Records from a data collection
□ □ □

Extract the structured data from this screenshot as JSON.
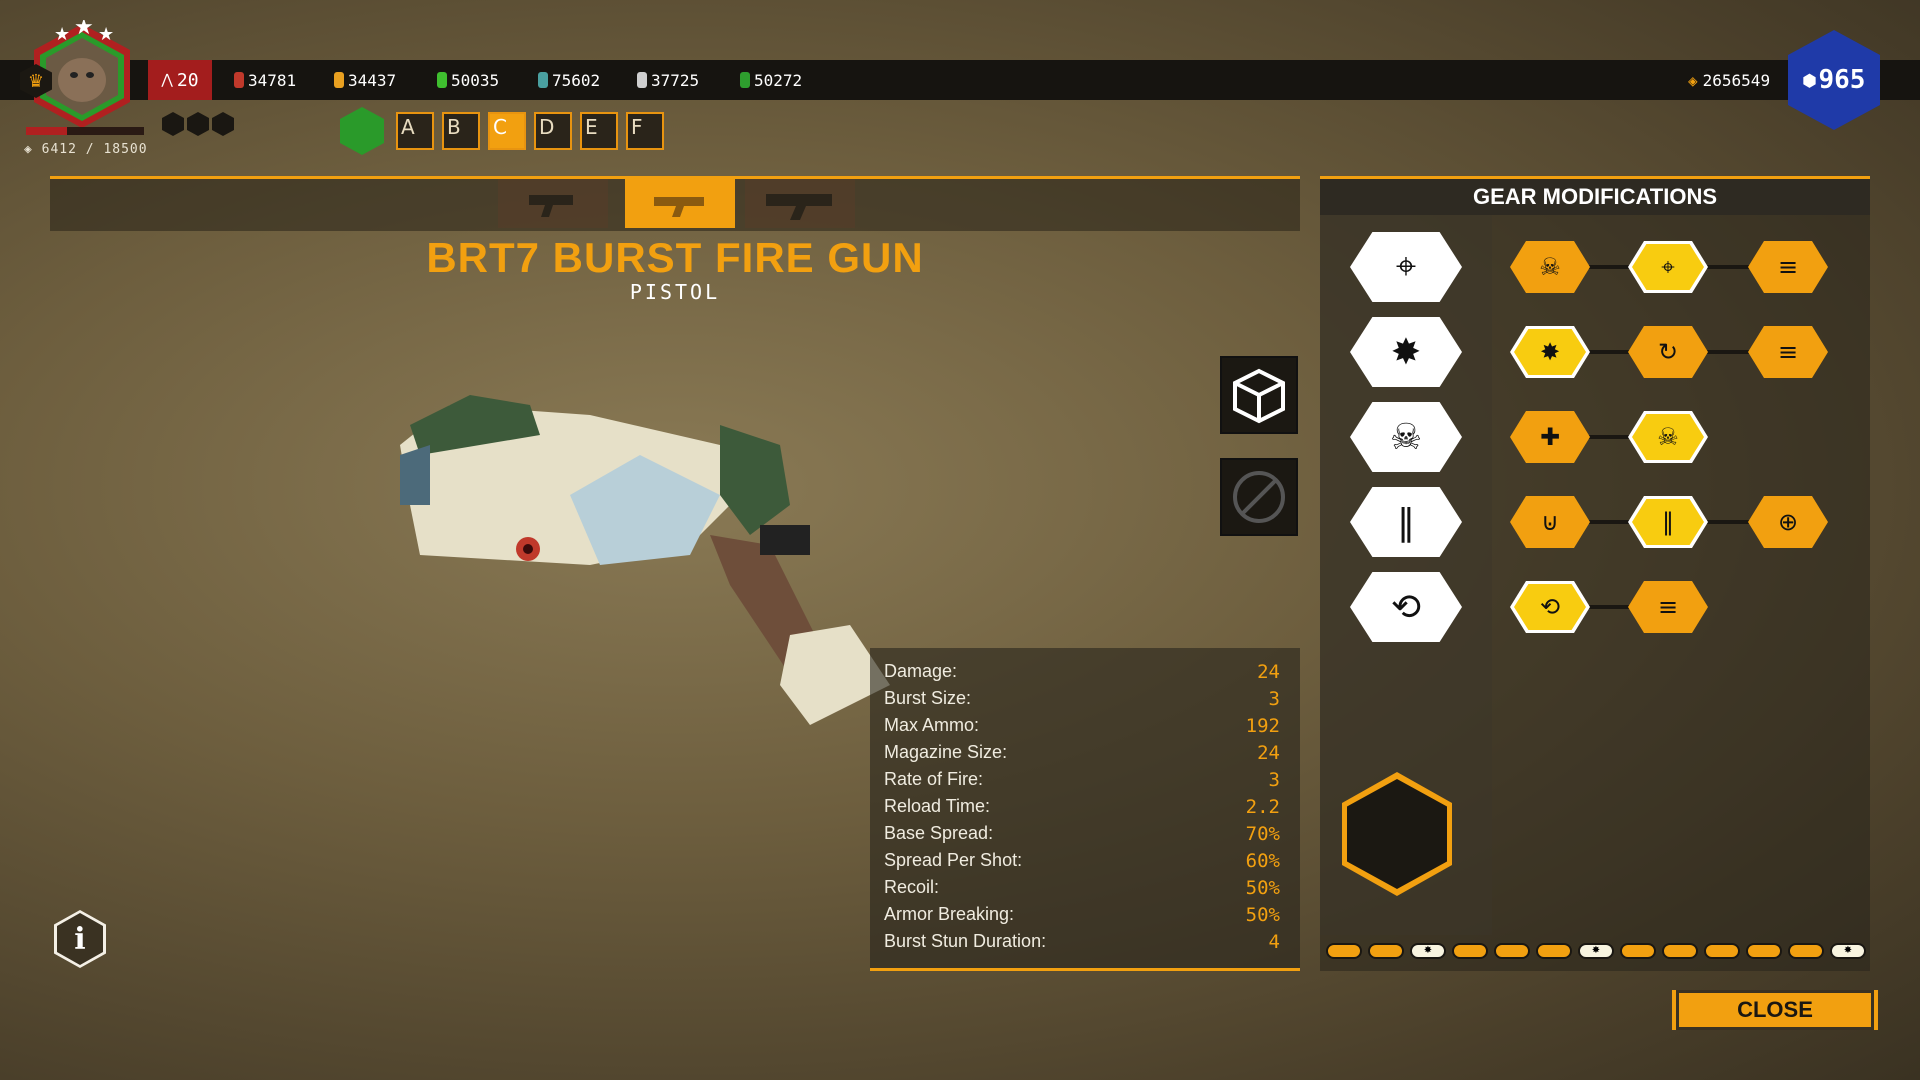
{
  "hud": {
    "player_level": "20",
    "xp": "6412 / 18500",
    "level_progress": 0.35,
    "resources": [
      {
        "name": "red-resource",
        "value": "34781",
        "color": "#c0392b"
      },
      {
        "name": "gold-resource",
        "value": "34437",
        "color": "#e8a020"
      },
      {
        "name": "green-resource",
        "value": "50035",
        "color": "#3fbf2f"
      },
      {
        "name": "teal-resource",
        "value": "75602",
        "color": "#4aa0a0"
      },
      {
        "name": "silver-resource",
        "value": "37725",
        "color": "#cfcfcf"
      },
      {
        "name": "plant-resource",
        "value": "50272",
        "color": "#2e9e2e"
      }
    ],
    "gems": "2656549",
    "premium_currency": "965",
    "loadout_slots": [
      "A",
      "B",
      "C",
      "D",
      "E",
      "F"
    ],
    "selected_slot": "C"
  },
  "weapon": {
    "name": "BRT7 BURST FIRE GUN",
    "type": "PISTOL",
    "selected_tab": 1
  },
  "stats": [
    {
      "label": "Damage:",
      "value": "24"
    },
    {
      "label": "Burst Size:",
      "value": "3"
    },
    {
      "label": "Max Ammo:",
      "value": "192"
    },
    {
      "label": "Magazine Size:",
      "value": "24"
    },
    {
      "label": "Rate of Fire:",
      "value": "3"
    },
    {
      "label": "Reload Time:",
      "value": "2.2"
    },
    {
      "label": "Base Spread:",
      "value": "70%"
    },
    {
      "label": "Spread Per Shot:",
      "value": "60%"
    },
    {
      "label": "Recoil:",
      "value": "50%"
    },
    {
      "label": "Armor Breaking:",
      "value": "50%"
    },
    {
      "label": "Burst Stun Duration:",
      "value": "4"
    }
  ],
  "gear": {
    "title": "GEAR MODIFICATIONS",
    "tiers": [
      {
        "category": "accuracy-icon",
        "mods": [
          {
            "icon": "skull-icon",
            "selected": false
          },
          {
            "icon": "crosshair-icon",
            "selected": true
          },
          {
            "icon": "bullets-icon",
            "selected": false
          }
        ]
      },
      {
        "category": "impact-icon",
        "mods": [
          {
            "icon": "impact-icon",
            "selected": true
          },
          {
            "icon": "reload-icon",
            "selected": false
          },
          {
            "icon": "bullets-icon",
            "selected": false
          }
        ]
      },
      {
        "category": "skull-icon",
        "mods": [
          {
            "icon": "ammo-plus-icon",
            "selected": false
          },
          {
            "icon": "skull-icon",
            "selected": true
          }
        ]
      },
      {
        "category": "ammo-icon",
        "mods": [
          {
            "icon": "magazine-icon",
            "selected": false
          },
          {
            "icon": "ammo-icon",
            "selected": true
          },
          {
            "icon": "target-skull-icon",
            "selected": false
          }
        ]
      },
      {
        "category": "overclock-icon",
        "mods": [
          {
            "icon": "overclock-icon",
            "selected": true
          },
          {
            "icon": "bullets-icon",
            "selected": false
          }
        ]
      }
    ],
    "pips": [
      false,
      false,
      true,
      false,
      false,
      false,
      true,
      false,
      false,
      false,
      false,
      false,
      true
    ]
  },
  "close_label": "CLOSE"
}
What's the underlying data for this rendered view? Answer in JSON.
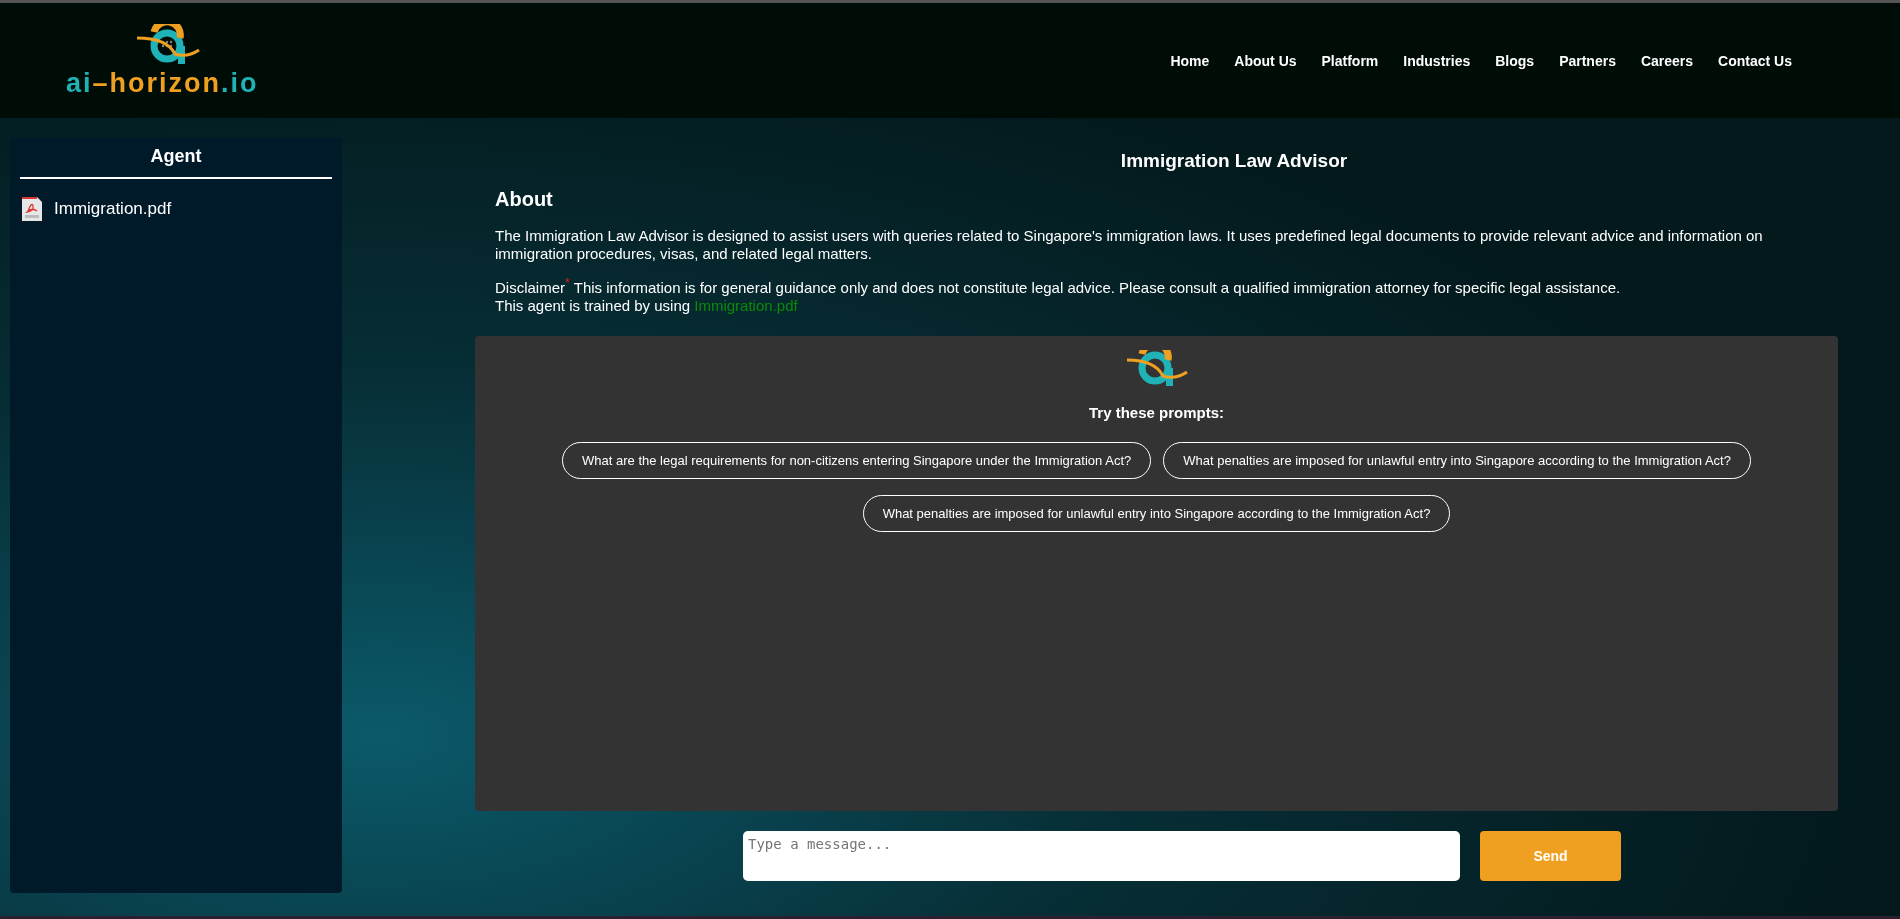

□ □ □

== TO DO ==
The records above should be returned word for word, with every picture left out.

== OUTPUT OF THE TASK ==
Extract the structured data from this screenshot as JSON.
{
  "hud": {
    "player_level": "20",
    "xp": "6412 / 18500",
    "level_progress": 0.35,
    "resources": [
      {
        "name": "red-resource",
        "value": "34781",
        "color": "#c0392b"
      },
      {
        "name": "gold-resource",
        "value": "34437",
        "color": "#e8a020"
      },
      {
        "name": "green-resource",
        "value": "50035",
        "color": "#3fbf2f"
      },
      {
        "name": "teal-resource",
        "value": "75602",
        "color": "#4aa0a0"
      },
      {
        "name": "silver-resource",
        "value": "37725",
        "color": "#cfcfcf"
      },
      {
        "name": "plant-resource",
        "value": "50272",
        "color": "#2e9e2e"
      }
    ],
    "gems": "2656549",
    "premium_currency": "965",
    "loadout_slots": [
      "A",
      "B",
      "C",
      "D",
      "E",
      "F"
    ],
    "selected_slot": "C"
  },
  "weapon": {
    "name": "BRT7 BURST FIRE GUN",
    "type": "PISTOL",
    "selected_tab": 1
  },
  "stats": [
    {
      "label": "Damage:",
      "value": "24"
    },
    {
      "label": "Burst Size:",
      "value": "3"
    },
    {
      "label": "Max Ammo:",
      "value": "192"
    },
    {
      "label": "Magazine Size:",
      "value": "24"
    },
    {
      "label": "Rate of Fire:",
      "value": "3"
    },
    {
      "label": "Reload Time:",
      "value": "2.2"
    },
    {
      "label": "Base Spread:",
      "value": "70%"
    },
    {
      "label": "Spread Per Shot:",
      "value": "60%"
    },
    {
      "label": "Recoil:",
      "value": "50%"
    },
    {
      "label": "Armor Breaking:",
      "value": "50%"
    },
    {
      "label": "Burst Stun Duration:",
      "value": "4"
    }
  ],
  "gear": {
    "title": "GEAR MODIFICATIONS",
    "tiers": [
      {
        "category": "accuracy-icon",
        "mods": [
          {
            "icon": "skull-icon",
            "selected": false
          },
          {
            "icon": "crosshair-icon",
            "selected": true
          },
          {
            "icon": "bullets-icon",
            "selected": false
          }
        ]
      },
      {
        "category": "impact-icon",
        "mods": [
          {
            "icon": "impact-icon",
            "selected": true
          },
          {
            "icon": "reload-icon",
            "selected": false
          },
          {
            "icon": "bullets-icon",
            "selected": false
          }
        ]
      },
      {
        "category": "skull-icon",
        "mods": [
          {
            "icon": "ammo-plus-icon",
            "selected": false
          },
          {
            "icon": "skull-icon",
            "selected": true
          }
        ]
      },
      {
        "category": "ammo-icon",
        "mods": [
          {
            "icon": "magazine-icon",
            "selected": false
          },
          {
            "icon": "ammo-icon",
            "selected": true
          },
          {
            "icon": "target-skull-icon",
            "selected": false
          }
        ]
      },
      {
        "category": "overclock-icon",
        "mods": [
          {
            "icon": "overclock-icon",
            "selected": true
          },
          {
            "icon": "bullets-icon",
            "selected": false
          }
        ]
      }
    ],
    "pips": [
      false,
      false,
      true,
      false,
      false,
      false,
      true,
      false,
      false,
      false,
      false,
      false,
      true
    ]
  },
  "close_label": "CLOSE"
}
What's the underlying data for this rendered view? Answer in JSON.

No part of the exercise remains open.